Proper perspective sees that the target audience for the MR1's SAW-Link functionality won't play in quite this ancillary hardware league; and that it will almost certainly avail itself of the deck's USB DAC and WiFi/Bluetooth streaming capabilities. That puts Spotify & Co. in charge of navigation and content grab to instantly update the user interface for mass consumption of millions of titles. For car use meanwhile, shuffle mode through one or all folders should be perfectly sufficient. In our car, a vintage 160GB iPod still serves that purpose.
Native mating. To properly exploit the P1, I mated it to Simon Lee's April Music Stello S100MkII amplifier with XLR inputs. Because the provided SAW-Link cable was far too short to use our Belden dock and make the P1's input, the MR1 laid flat across its top whilst a mini USB cable provided linear juice off the P1's power port. Speakers were our usual Albedo Audio Aptica. In this context, the P1 gave a spunkier more dynamic less warm reading than April Music's own €1'500 headfi/pre piece and added fabulous balanced Susvara drive with gain to spare. A toggle flick on the Soundaware's front shuttles between preamp and headphone modes. In this connection, SAW-Link was balanced analog sans usual XLR cables.
Ideally perhaps, Soundaware would restyle their current SAW-Link block into an actual dock. That would eliminate the unsightly frontal USB cable whilst evolving the MR1 into home erectus for a better display view. But that's a small niggle. So is the P1's strange grey/blue colour option which won't match the silver/champagne MR1 choices. Clearly meant to go together, none of the pairings will look it. Sonically of course, the high-gain P1's very robust output was a perfect fit, turning the slightly lite version of the DAP in server mode into a dynamically mature tonally weighty affair. To me the MR1/P1 combo really was a perfect native match all around, including price.
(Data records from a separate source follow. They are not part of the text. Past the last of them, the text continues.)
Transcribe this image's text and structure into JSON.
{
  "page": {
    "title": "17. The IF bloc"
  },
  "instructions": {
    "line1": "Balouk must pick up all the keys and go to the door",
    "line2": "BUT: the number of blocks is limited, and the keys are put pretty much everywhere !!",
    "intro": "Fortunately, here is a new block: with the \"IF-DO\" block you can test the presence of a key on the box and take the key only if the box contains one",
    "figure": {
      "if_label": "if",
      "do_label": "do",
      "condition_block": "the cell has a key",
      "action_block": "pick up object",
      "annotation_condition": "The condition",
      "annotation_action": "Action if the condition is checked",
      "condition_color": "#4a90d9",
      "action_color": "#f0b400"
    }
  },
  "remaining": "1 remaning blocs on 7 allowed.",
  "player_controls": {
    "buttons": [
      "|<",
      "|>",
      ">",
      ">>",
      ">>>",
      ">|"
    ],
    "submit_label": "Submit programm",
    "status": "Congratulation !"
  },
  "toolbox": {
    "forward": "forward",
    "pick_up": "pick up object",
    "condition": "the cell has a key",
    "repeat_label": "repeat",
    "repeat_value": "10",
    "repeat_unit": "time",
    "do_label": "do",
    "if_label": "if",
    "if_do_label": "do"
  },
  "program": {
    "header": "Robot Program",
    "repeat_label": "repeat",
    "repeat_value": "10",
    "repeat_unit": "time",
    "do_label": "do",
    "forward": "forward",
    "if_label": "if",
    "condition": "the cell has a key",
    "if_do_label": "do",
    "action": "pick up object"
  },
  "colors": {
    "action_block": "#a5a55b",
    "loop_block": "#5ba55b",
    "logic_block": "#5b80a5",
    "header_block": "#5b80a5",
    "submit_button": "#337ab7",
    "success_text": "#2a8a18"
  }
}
Closing out in minimalist mobile mode, a Campfire Audio IEM slipped into the MR1's single-ended port because Ken Ball's balanced leash proved to have the wrong plug. Ideal SPL now sat at ca. 3/4th on lo-gain's dial and were blissfully noise-free. For this millivolt task rather than big-rig hernias, the DAP's output played it full fat: intense, with strong colour pop and massive detail.
After my various games of musical chairs which still missed I2S and native DSD mode plus WiFi and Bluetooth, I was left in no doubt. Soundaware's MR1 belonged into the same luxury league where Astell&Kern's and Questyle's best strut their stuff. It won't matter to those who phone it all in. Leave them be. The MR1 should matter to minted audiophiles with serious big headphones, with a smaller secondary speaker system perhaps who also do music in the car, hotel and gym but want just one deck to do it all. It's in such multi-kulti schemes where Soundaware's MR1 shines brightest. Now you tap all of its considerable talents and IQ to question why you'd want anything more. It's a real renaissance affair. If you're still building that secondary hifi system from a blank sheet, consider the P1, too. It's a perfect companion preamp sans remote but with a truly ballistic 4-pin XLR headfi port. In stationary mode, that let's the MR1 focus on streaming and DACing. Happy days!